>In cases like this we sometimes -- very rarely --
>choose, in violence to the source, to gather all the
>related marginalia for a given section into a single
>continuous <argument> and place it at the beginning
>of the div.
> <argument><p> 1 ... 2 God's spirit shewes it selfe
> an holy Spirit, in begeting good motions. And by
> renewing vs. ... 3 ... </p></argument>
>This example also has two different kinds of marginalia.
>"Deut. 28." and "1 Cor. 11.29." are standard bibliographic
>notes, tagged as <note place="marg">.
>"Sicknesse from God." and "Sicknesse through sin." are marginal
>summaries, similar in some ways to examples 3, 4, and 5. They
>stand on their own, so they certainly do not require the radical
><argument> treatment.In truth, we would probably leave these as notes,
>placed at the beginning of their respective paragraphs. If
>we were ambitious we might try to distinguish them from the
>other notes by @typing them distinctively.
>But they are also close enough to the examples that
>we chose to regard as <label>s intrinsic to the
>main text that we could rationalize tagging these as
><label>s too, in effect moving them into the text
>and out of the margin.
> <p><label>Sicknesse from God.</label> Whether then sicknesse
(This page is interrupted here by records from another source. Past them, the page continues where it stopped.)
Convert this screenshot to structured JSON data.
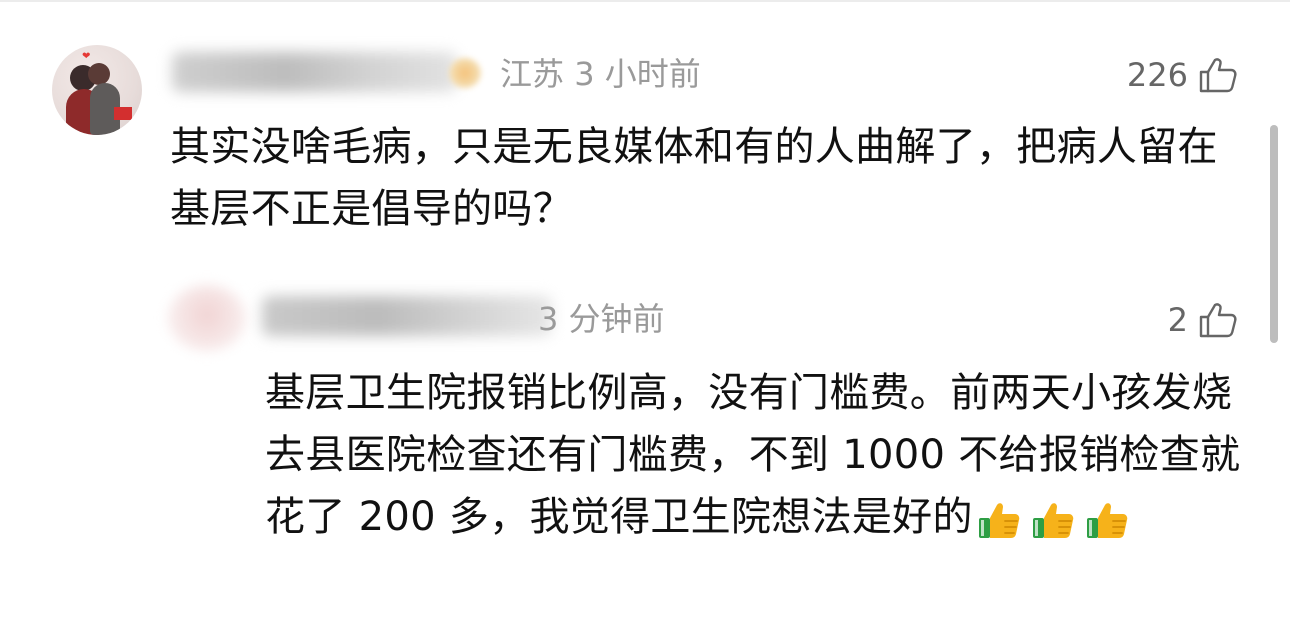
{
  "comments": [
    {
      "location": "江苏",
      "time": "3 小时前",
      "likes": "226",
      "text": "其实没啥毛病，只是无良媒体和有的人曲解了，把病人留在基层不正是倡导的吗？"
    },
    {
      "time": "3 分钟前",
      "likes": "2",
      "text": "基层卫生院报销比例高，没有门槛费。前两天小孩发烧去县医院检查还有门槛费，不到 1000 不给报销检查就花了 200 多，我觉得卫生院想法是好的",
      "emojis": [
        "thumbs-up-icon",
        "thumbs-up-icon",
        "thumbs-up-icon"
      ]
    }
  ],
  "colors": {
    "meta_text": "#9a9a9a",
    "like_text": "#666666",
    "body_text": "#111111",
    "emoji_hand": "#f6b21a",
    "emoji_sleeve": "#2e9e44"
  }
}
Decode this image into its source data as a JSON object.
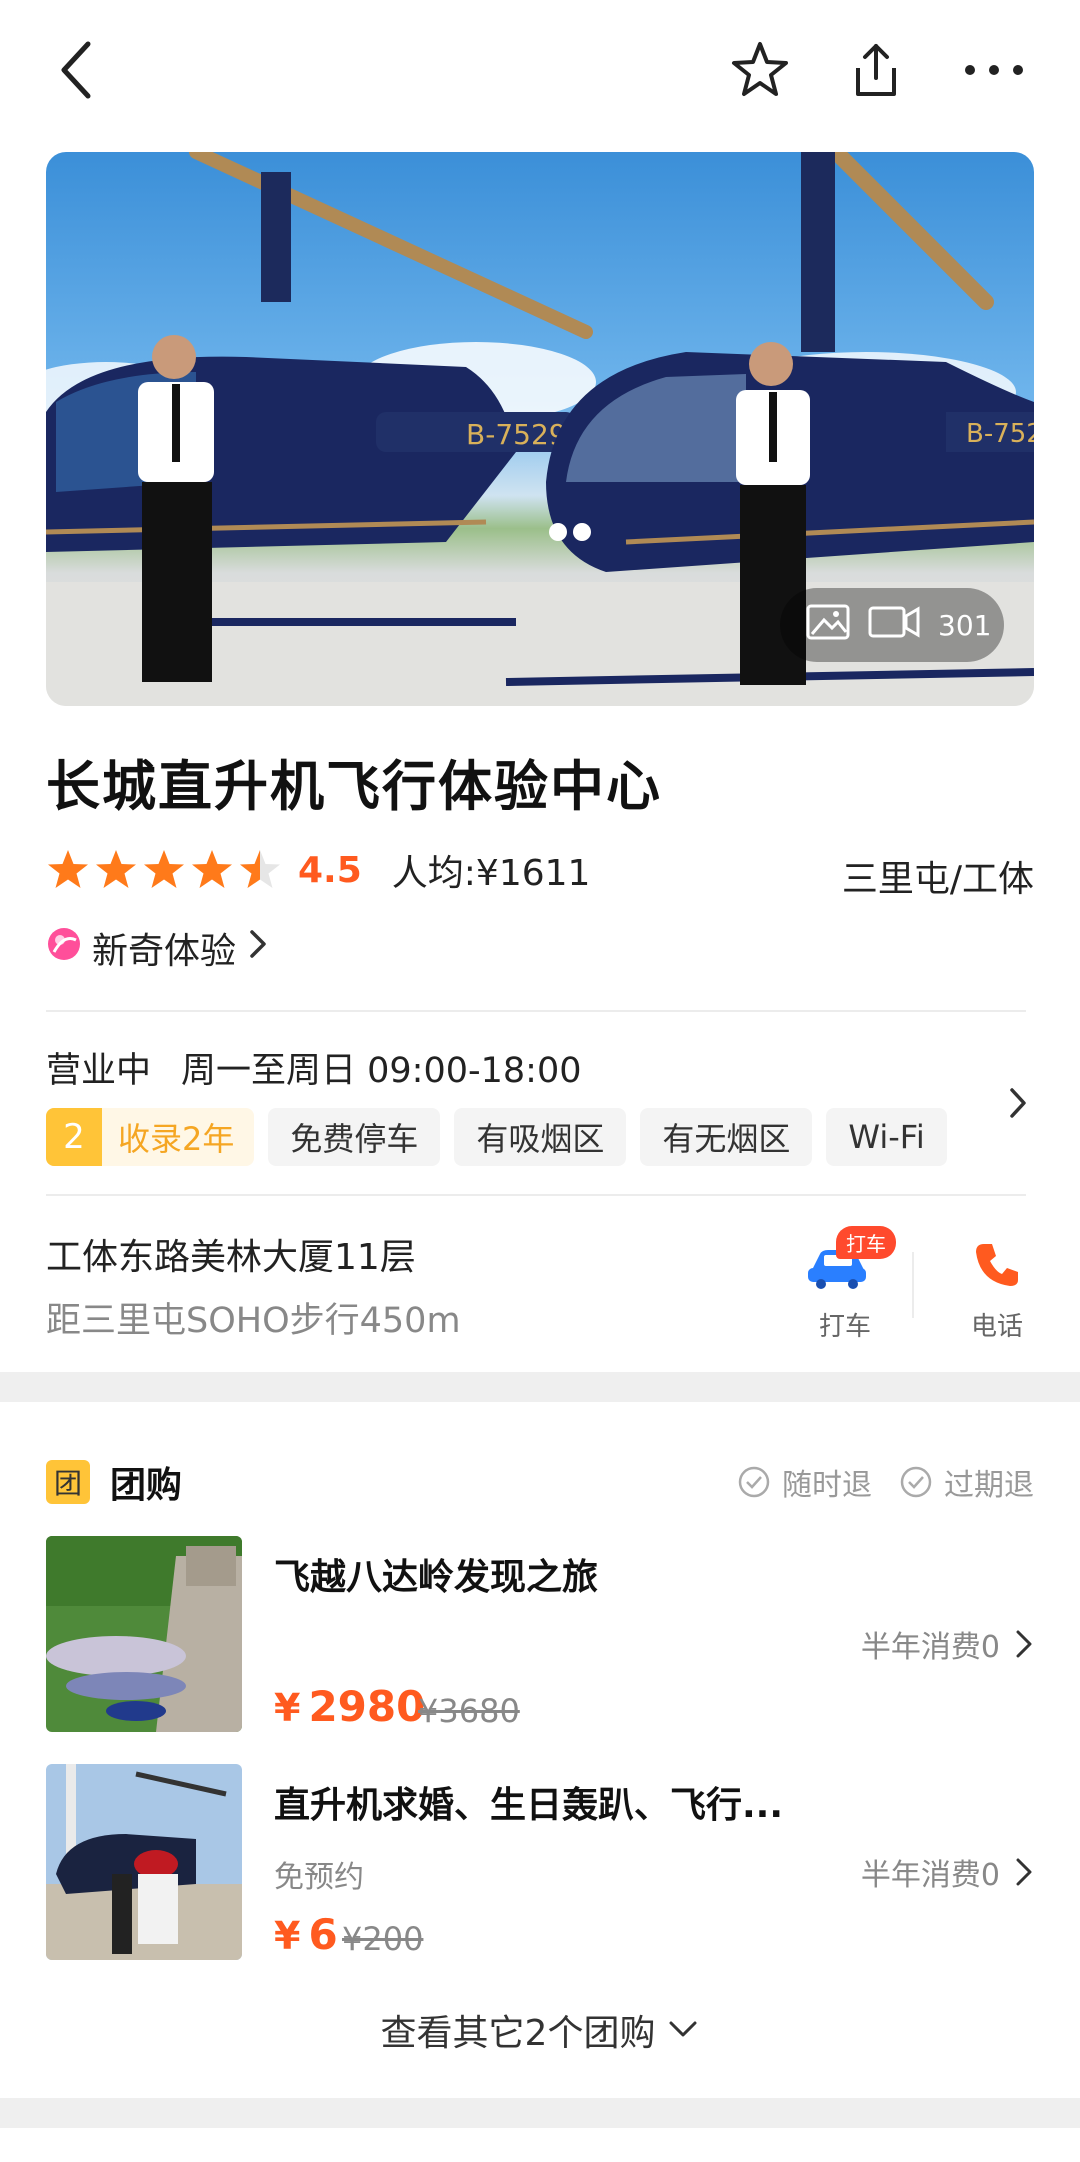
{
  "header": {
    "back_icon": "chevron-left-icon",
    "favorite_icon": "star-outline-icon",
    "share_icon": "share-icon",
    "more_icon": "more-dots-icon"
  },
  "hero": {
    "media_count": "301",
    "image_description_icons": [
      "image-icon",
      "video-icon"
    ]
  },
  "shop": {
    "name": "长城直升机飞行体验中心",
    "rating": 4.5,
    "rating_text": "4.5",
    "avg_price": "人均:¥1611",
    "area": "三里屯/工体",
    "category": "新奇体验",
    "hours_status": "营业中",
    "hours_text": "周一至周日 09:00-18:00",
    "record_years_num": "2",
    "record_years_text": "收录2年",
    "tags": [
      "免费停车",
      "有吸烟区",
      "有无烟区",
      "Wi-Fi"
    ],
    "address": "工体东路美林大厦11层",
    "distance": "距三里屯SOHO步行450m",
    "taxi_badge": "打车",
    "taxi_label": "打车",
    "phone_label": "电话"
  },
  "group_buy": {
    "badge": "团",
    "title": "团购",
    "refund_anytime": "随时退",
    "refund_expired": "过期退",
    "deals": [
      {
        "name": "飞越八达岭发现之旅",
        "sub": "",
        "consume": "半年消费0",
        "currency": "¥",
        "price": "2980",
        "original": "¥3680"
      },
      {
        "name": "直升机求婚、生日轰趴、飞行...",
        "sub": "免预约",
        "consume": "半年消费0",
        "currency": "¥",
        "price": "6",
        "original": "¥200"
      }
    ],
    "more_text": "查看其它2个团购"
  },
  "colors": {
    "accent": "#ff5a1f",
    "star": "#ff7a1a",
    "tag_yellow": "#ffc438",
    "taxi_blue": "#2a7fff",
    "phone_orange": "#ff5a1f"
  }
}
> doe fasten on vs, through an externall bad ayre, or some
> internall distemper of blood ... </p>